Truth & Salvage weren’t the worst fashion culprits at Nokia or L.A. Live that eve, however. The square was a veritable Jersey City, what with the USC vs. UCLA football game broadcast on a giant screen in the middle of it all, and the Kings pucking it across the street at Staples. (Loud, attention-hungry jocks = foul.) Just outside of the sports-fueled hoopla, however, something even louder did get our attention in a good way. We were invited to check out the Dolby Truck, a traveling surround-sound machine showing off the latest technology from the company best known for cinema audio. We’re no techie, but as a music lover, we get giddy over good sound, and Dolby seems ready to give it all, moving out of the theaters and onto home entertainment centers (and even cell phones). Check out the Dolby Web site ( for more info and track the truck’s next L.A. stop on its Twitter page.

Finger-Lickin’ Good
The blogosphere is littered with Web sites smugly pontificating the un-P.C. similitude between hipsters and homeless, but after this past weekend, we think we’ve got a better style query: bohemian or bumpkin? Chris Robinson, who currently dwells in Laurel Canyon, has had the Jesus thing goin’ on for a while now, but newer acts such as Edward Sharpe & the Magnetic Zeros (whose upcoming Dec. 14th gig at the Mayan was being advertised on screens before the Crowes) have a similarly unwashed style sensibility, though without the countrified Skynyrd nuances. Jeff Foxworthy (or Vice mag) might know the answer to this one: Are you a redneck — or simply a rocker — if ya sport a long beard/wifebeater/bad tats and drink PBR with pride? We ogled puh-lenty of these, plus more obvious backwoodsy statements like daisy dukes, overalls, mullets, corn-cob pipes, American-flag fashion and, of course, the aforementioned trucker hats, at Miss Kitty’s White Trash Ball at the Dragonfly last Friday. The annual day-after-Thanksgiving blowout was the perfect post-holiday hap after gorging on big birds and (canned?) cranberry sauce, and some boys really worked their potbellies too. Most girls, of course, went the trashy route, channeling Britney Spears, pre–papa intervention. A trailer park–meets–Soul Train dance-off yielded some amusing fly-for-a-white-guy moves, and with the grand prize a lifelike likeness of porn star Bella Donna’s, um, hoo-hoo, things definitely got down and dirty on the floor. We decided to retreat to the area labeled “VIP section”: a dirty old mattress in a corner of the club, but we quickly realized it was just a prop when (real) security busted us for bouncing on it. So COPS.
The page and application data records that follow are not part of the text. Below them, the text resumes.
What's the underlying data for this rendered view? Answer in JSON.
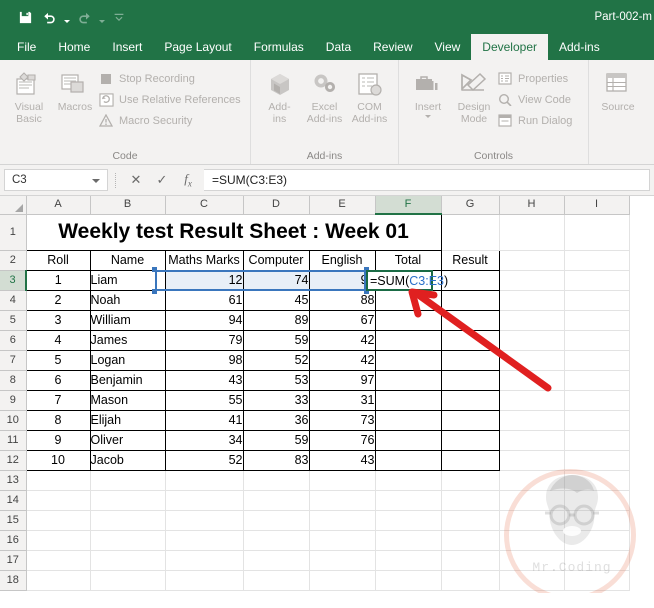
{
  "window": {
    "document_title": "Part-002-m",
    "quick_access": [
      {
        "name": "save",
        "label": "Save"
      },
      {
        "name": "undo",
        "label": "Undo"
      },
      {
        "name": "redo",
        "label": "Redo"
      },
      {
        "name": "customize-qat",
        "label": "Customize Quick Access Toolbar"
      }
    ]
  },
  "ribbon": {
    "tabs": [
      {
        "label": "File",
        "active": false
      },
      {
        "label": "Home",
        "active": false
      },
      {
        "label": "Insert",
        "active": false
      },
      {
        "label": "Page Layout",
        "active": false
      },
      {
        "label": "Formulas",
        "active": false
      },
      {
        "label": "Data",
        "active": false
      },
      {
        "label": "Review",
        "active": false
      },
      {
        "label": "View",
        "active": false
      },
      {
        "label": "Developer",
        "active": true
      },
      {
        "label": "Add-ins",
        "active": false
      }
    ],
    "groups": [
      {
        "title": "Code",
        "big_buttons": [
          {
            "label_line1": "Visual",
            "label_line2": "Basic",
            "icon": "visual-basic-icon"
          },
          {
            "label_line1": "Macros",
            "label_line2": "",
            "icon": "macros-icon"
          }
        ],
        "small_buttons": [
          {
            "label": "Stop Recording",
            "icon": "stop-recording-icon"
          },
          {
            "label": "Use Relative References",
            "icon": "relative-references-icon"
          },
          {
            "label": "Macro Security",
            "icon": "macro-security-icon"
          }
        ]
      },
      {
        "title": "Add-ins",
        "big_buttons": [
          {
            "label_line1": "Add-",
            "label_line2": "ins",
            "icon": "add-ins-icon"
          },
          {
            "label_line1": "Excel",
            "label_line2": "Add-ins",
            "icon": "excel-add-ins-icon"
          },
          {
            "label_line1": "COM",
            "label_line2": "Add-ins",
            "icon": "com-add-ins-icon"
          }
        ],
        "small_buttons": []
      },
      {
        "title": "Controls",
        "big_buttons": [
          {
            "label_line1": "Insert",
            "label_line2": "",
            "icon": "insert-control-icon",
            "has_dropdown": true
          },
          {
            "label_line1": "Design",
            "label_line2": "Mode",
            "icon": "design-mode-icon"
          }
        ],
        "small_buttons": [
          {
            "label": "Properties",
            "icon": "properties-icon"
          },
          {
            "label": "View Code",
            "icon": "view-code-icon"
          },
          {
            "label": "Run Dialog",
            "icon": "run-dialog-icon"
          }
        ]
      },
      {
        "title": "",
        "big_buttons": [
          {
            "label_line1": "Source",
            "label_line2": "",
            "icon": "xml-source-icon"
          }
        ],
        "small_buttons": []
      }
    ]
  },
  "formula_bar": {
    "name_box_value": "C3",
    "cancel_label": "✕",
    "enter_label": "✓",
    "function_label": "fx",
    "formula_value": "=SUM(C3:E3)"
  },
  "grid": {
    "column_headers": [
      "A",
      "B",
      "C",
      "D",
      "E",
      "F",
      "G",
      "H",
      "I"
    ],
    "selected_column": "F",
    "selected_row": "3",
    "row_headers": [
      "1",
      "2",
      "3",
      "4",
      "5",
      "6",
      "7",
      "8",
      "9",
      "10",
      "11",
      "12",
      "13",
      "14",
      "15",
      "16",
      "17",
      "18"
    ],
    "sheet_title": "Weekly test Result Sheet : Week 01",
    "table_headers": [
      "Roll",
      "Name",
      "Maths Marks",
      "Computer",
      "English",
      "Total",
      "Result"
    ],
    "rows": [
      {
        "roll": "1",
        "name": "Liam",
        "maths": "12",
        "computer": "74",
        "english": "98",
        "total": "",
        "result": ""
      },
      {
        "roll": "2",
        "name": "Noah",
        "maths": "61",
        "computer": "45",
        "english": "88",
        "total": "",
        "result": ""
      },
      {
        "roll": "3",
        "name": "William",
        "maths": "94",
        "computer": "89",
        "english": "67",
        "total": "",
        "result": ""
      },
      {
        "roll": "4",
        "name": "James",
        "maths": "79",
        "computer": "59",
        "english": "42",
        "total": "",
        "result": ""
      },
      {
        "roll": "5",
        "name": "Logan",
        "maths": "98",
        "computer": "52",
        "english": "42",
        "total": "",
        "result": ""
      },
      {
        "roll": "6",
        "name": "Benjamin",
        "maths": "43",
        "computer": "53",
        "english": "97",
        "total": "",
        "result": ""
      },
      {
        "roll": "7",
        "name": "Mason",
        "maths": "55",
        "computer": "33",
        "english": "31",
        "total": "",
        "result": ""
      },
      {
        "roll": "8",
        "name": "Elijah",
        "maths": "41",
        "computer": "36",
        "english": "73",
        "total": "",
        "result": ""
      },
      {
        "roll": "9",
        "name": "Oliver",
        "maths": "34",
        "computer": "59",
        "english": "76",
        "total": "",
        "result": ""
      },
      {
        "roll": "10",
        "name": "Jacob",
        "maths": "52",
        "computer": "83",
        "english": "43",
        "total": "",
        "result": ""
      }
    ],
    "active_cell": {
      "reference": "F3",
      "prefix_text": "=SUM(",
      "range_text": "C3:E3",
      "suffix_text": ")"
    },
    "selection_range": "C3:E3"
  },
  "annotation": {
    "arrow_color": "#e02020",
    "points_to": "F3"
  },
  "watermark": {
    "text": "Mr.Coding"
  },
  "colors": {
    "excel_green": "#217346",
    "active_cell_border": "#1a6b45",
    "marquee_blue": "#3a76bd",
    "formula_ref_blue": "#2a6fc9"
  }
}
Mickey Avalon
may not be a Southern boy (he’s Jewish from Hollywood) but his honky-tonk hustler look and dazed rap drawl sure make him seem like it. We’re used to seeing the tatted rap rat play for headband sporting hotties at clubs like Cinespace or The Roxy, but his unexpected performance a couple of weeks ago at Kress on Hollywood Boulevard was more entertaining. Friday night at a club like Kress can be a scary thing crowdwise, but it was Avalon who seemed to spook the basement disco’s bottle-serviced masses. He performed his new single, “Stroke Me” (sampling heavily from Billy Squier’s “The Stroke”), while gyrating babes did just that onstage. Avalon himself might have been a bit too gritty for the seated club gaggles, most of whom stared with mouths agape, but the sexy tune went over well with the weekend playa set on the floor (which is why he probably debuted there in the first place). He’s currently working on a full release for Interscope with pop producers Dr. Luke and Benny Blanco, and guests like Travis Barker, and it looks like Mickey might go mainstream-big next year. In the meantime, check out his Web site ( for street leaks and sneak peeks.

Advertising disclosure: We may receive compensation for some of the links in our stories. Thank you for supporting LA Weekly and our advertisers.